Ross and I scurry into the Raëlian Happiness Academy four days late. The whole thing is supposed to last six days, but we will only be there two. They are the most important two—the final meditations and the baptism, which occurs on the last day.
We wander into a room and are quickly greeted by a tall man in a cowboy hat who rushes to the front of a packed room to tell us that “No, this isn’t where to register, and where to register is, um…Where to register is somewhere that way.” He points away from the room, urgently. We get the distinct feeling that we’ve walked in on something.Everyone’s smiling awkwardly, like kids who were just playing doctor but have been caught in the moment with their trousers up, so mustn’t spoil their luck. We’re ushered out.
When the appointed registrar comes back in the room, he greets us with a pitiful shake of the head. “Oh no, you really missed all the good stuff,” he says. Ross and I look at each other. The “good stuff” is pretty famous, though we will all not refer to it directly for the next couple of days. The good stuff, according to Raëlian infidels, is not so much what you might call a “seminar” as what you might call “an orgy.” Stories abound of people getting naked in the seminars, massaging their genitals until they come, while onlookers try to pretend they aren’t onlooking. The “good stuff” allegedly means dressing up as the opposite sex (not the opposite sex from the one you were born with, which would be too banal a request, but opposite the one you go by in your everyday life, so for the trans-folks, it’s back to the identity you spent most of your life sloughing off, I suppose)—dressing up as the opposite sex and having a dance. Yes, a dance, the prom kind. Rumor has it these dances typically lead to everyone, save the minors, sleeping around. When Ross and I ask about the dances in our meetings, they all gaze at each other secretively and longingly. There were many times when I wanted to ask, “Should I leave you alone?”
We had missed the good stuff, but he checked us in, anyway. It was extremely cheap. As first-timers, the cost was under $100 each. And we got coupons to trade in for books, like “Message from the Designers,” “Sensual Meditation,” “Yes to Human Cloning,” the straightforwardly-titled “The Book Which Tells the Truth,” the slightly more pointed “Extraterrestrials Took Me to their Planet” and the downright explicit, “The Message Given to Me by Extraterrestrials.” Oh yes, this is a UFO cult. Did I not mention that?

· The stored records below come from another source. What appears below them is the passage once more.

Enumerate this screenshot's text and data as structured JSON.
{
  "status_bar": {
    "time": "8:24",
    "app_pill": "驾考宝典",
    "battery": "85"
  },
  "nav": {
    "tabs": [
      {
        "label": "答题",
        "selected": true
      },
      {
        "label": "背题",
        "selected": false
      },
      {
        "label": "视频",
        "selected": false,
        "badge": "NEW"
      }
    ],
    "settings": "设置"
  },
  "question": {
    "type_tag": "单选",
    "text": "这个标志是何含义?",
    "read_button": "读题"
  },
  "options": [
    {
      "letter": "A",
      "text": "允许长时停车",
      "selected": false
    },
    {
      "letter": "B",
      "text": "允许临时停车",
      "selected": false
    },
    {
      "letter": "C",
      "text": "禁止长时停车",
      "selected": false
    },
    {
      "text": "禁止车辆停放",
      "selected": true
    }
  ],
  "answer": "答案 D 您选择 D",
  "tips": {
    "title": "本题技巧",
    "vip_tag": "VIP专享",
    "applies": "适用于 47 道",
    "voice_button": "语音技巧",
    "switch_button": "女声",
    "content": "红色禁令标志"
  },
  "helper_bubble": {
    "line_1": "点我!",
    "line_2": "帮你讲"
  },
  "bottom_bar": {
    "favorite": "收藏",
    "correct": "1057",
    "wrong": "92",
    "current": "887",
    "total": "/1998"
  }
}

Raëlism is the religion founded by a former racecar driver named Claude Verilhon. He goes by Raël, a sort of nickname. He says he was hiking on a mountaintop in France one day, when all of a sudden extraterrestrials plopped down in front of him, took him on their ship, and told him the secret of the human race: that we were made by aliens. As Raël’s followers grew, the extraterrestrials continued meeting with and talking to him, getting ever more pointed in their requests and how they might benefit Raël himself: At first the message was something like “Love people and it’s all gravy.” Over time, it turned into something more like “Love people, and it’s all gravy, but especially love Raël, who is the special one chosen by God to tell you all what to do, and for all the young women to have sex with.”
With our coupons in tow, we go into the heart of the seminar, which is being held in the center of the hotel. It is a huge room full of mattresses and people. People everywhere! Not in their ordinary positions: standing, seated, or prone. Diagonal people! Upside down people! People on one leg! People kissing! People hugging! People fondling! A diagonal person lying on top of a horizontal one! It’s a maze of human limbs, and navigating them means saying “I’m sorry” every time I take a step. My hands are up by my chest in the international symbol for “Whoops! Did I just step on your face?” Finally, we sit down and look up at a stage full of people singing and dancing to a song whose only lyrics appear to be “Be happy if you want to” over and over. They bounce around, a vacant look in their eyes, and swish their perfectly toned bottoms around. Over the course of the weekend, we will see them give a presentation on the UFO embassy they are building for when our alien overlords return to Earth, lead meditations, talk about restoring clitorises of women who have been mutilated, and parade around topless (women and men) in honor of Go Topless Day. But none of that matters yet, because above all the action is the Raëlian symbol, and it stares down at us with unyielding defiance. It’s gold and glittery and printed on a thick sheet of card stock. It is a Star of David, and inside, a swastika.
The swastika, you see, has been a symbol of peace and good luck around the world, until it was stolen by those darn Nazis, who turned it into something else altogether. And here it was again, meaning peace, harmony, and free love: all the things the aliens taught the Raëlians. And even though we’ve known that the swastika is their thing for quite some time, something brings the symbolism sharply into focus, when it’s there on the wall behind the religious leader still talking about clitoris rejuvenation.
“Reclaim the swastika,” says a brochure on the floor in front of me.
“You know,” I think, “sometimes it’s best to just let some things go.”